DESCRIPTION OF THE TASK: Your reply should hold only the lines from the records below where "JSON" occurs.

INFORMATION SHOWN:
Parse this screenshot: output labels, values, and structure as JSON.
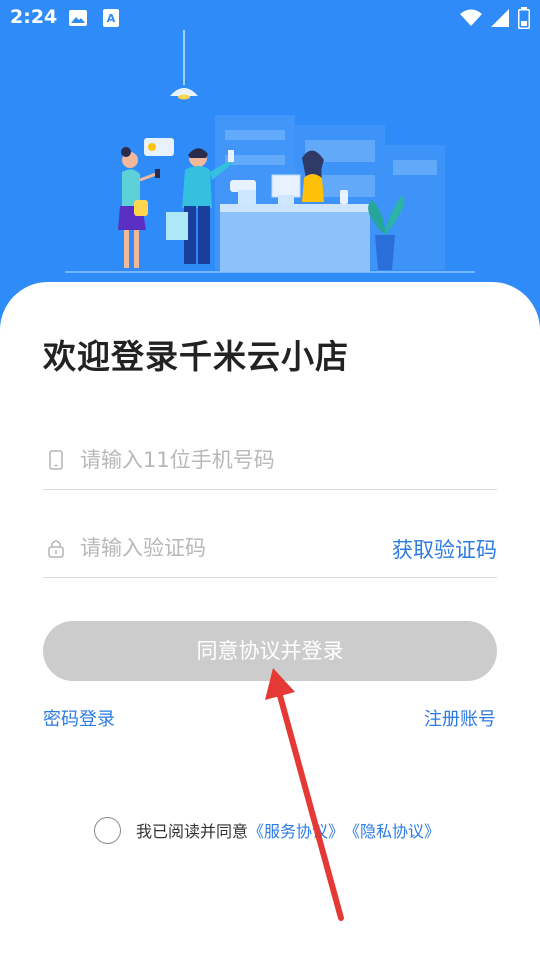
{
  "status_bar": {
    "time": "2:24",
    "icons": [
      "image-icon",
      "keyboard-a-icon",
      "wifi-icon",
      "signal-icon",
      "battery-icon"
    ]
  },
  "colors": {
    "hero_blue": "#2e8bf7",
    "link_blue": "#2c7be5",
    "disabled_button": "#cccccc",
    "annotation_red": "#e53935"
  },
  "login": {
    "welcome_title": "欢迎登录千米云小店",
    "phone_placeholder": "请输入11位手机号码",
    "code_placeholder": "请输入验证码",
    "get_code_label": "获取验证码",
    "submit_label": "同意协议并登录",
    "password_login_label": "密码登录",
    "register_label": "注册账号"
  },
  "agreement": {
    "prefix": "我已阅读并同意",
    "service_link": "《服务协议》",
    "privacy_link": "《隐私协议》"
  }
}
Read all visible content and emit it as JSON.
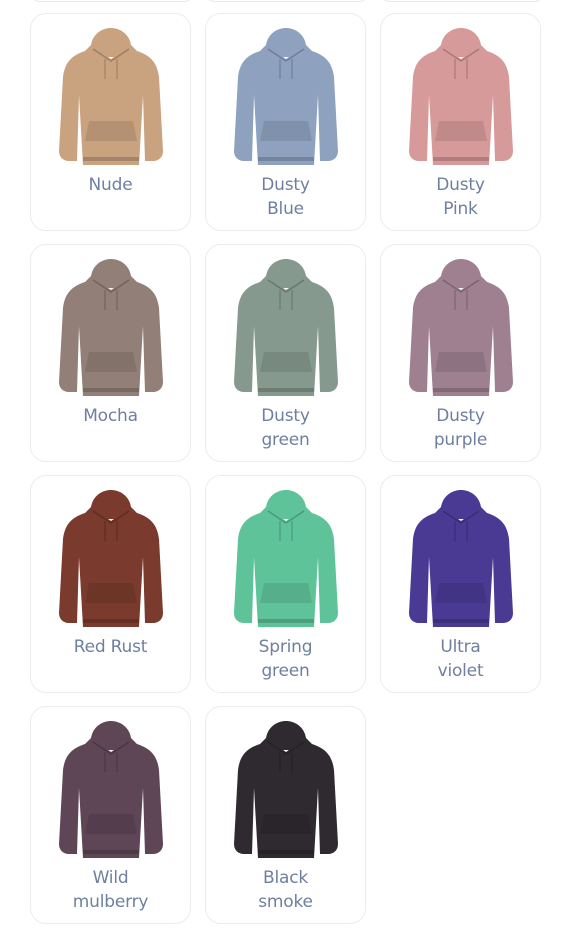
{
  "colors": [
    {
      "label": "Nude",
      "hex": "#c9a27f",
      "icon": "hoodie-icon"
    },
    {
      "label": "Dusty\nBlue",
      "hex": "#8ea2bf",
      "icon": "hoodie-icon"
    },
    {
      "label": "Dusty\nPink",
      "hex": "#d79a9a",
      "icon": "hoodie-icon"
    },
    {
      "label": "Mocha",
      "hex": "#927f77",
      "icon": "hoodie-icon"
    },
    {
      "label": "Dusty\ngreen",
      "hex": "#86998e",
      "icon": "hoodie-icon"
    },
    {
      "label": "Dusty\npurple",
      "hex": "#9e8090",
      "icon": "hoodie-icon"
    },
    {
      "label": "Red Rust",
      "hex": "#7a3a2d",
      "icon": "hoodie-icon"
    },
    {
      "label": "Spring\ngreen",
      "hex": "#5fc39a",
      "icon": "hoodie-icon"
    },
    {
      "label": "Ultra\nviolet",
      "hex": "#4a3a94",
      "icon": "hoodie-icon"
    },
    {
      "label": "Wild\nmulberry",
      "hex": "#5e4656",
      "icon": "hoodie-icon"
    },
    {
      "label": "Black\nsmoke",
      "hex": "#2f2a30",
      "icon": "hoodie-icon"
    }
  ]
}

TASK ANSWER:
Parse this screenshot: output labels, values, and structure as JSON.
Read all visible content and emit it as JSON.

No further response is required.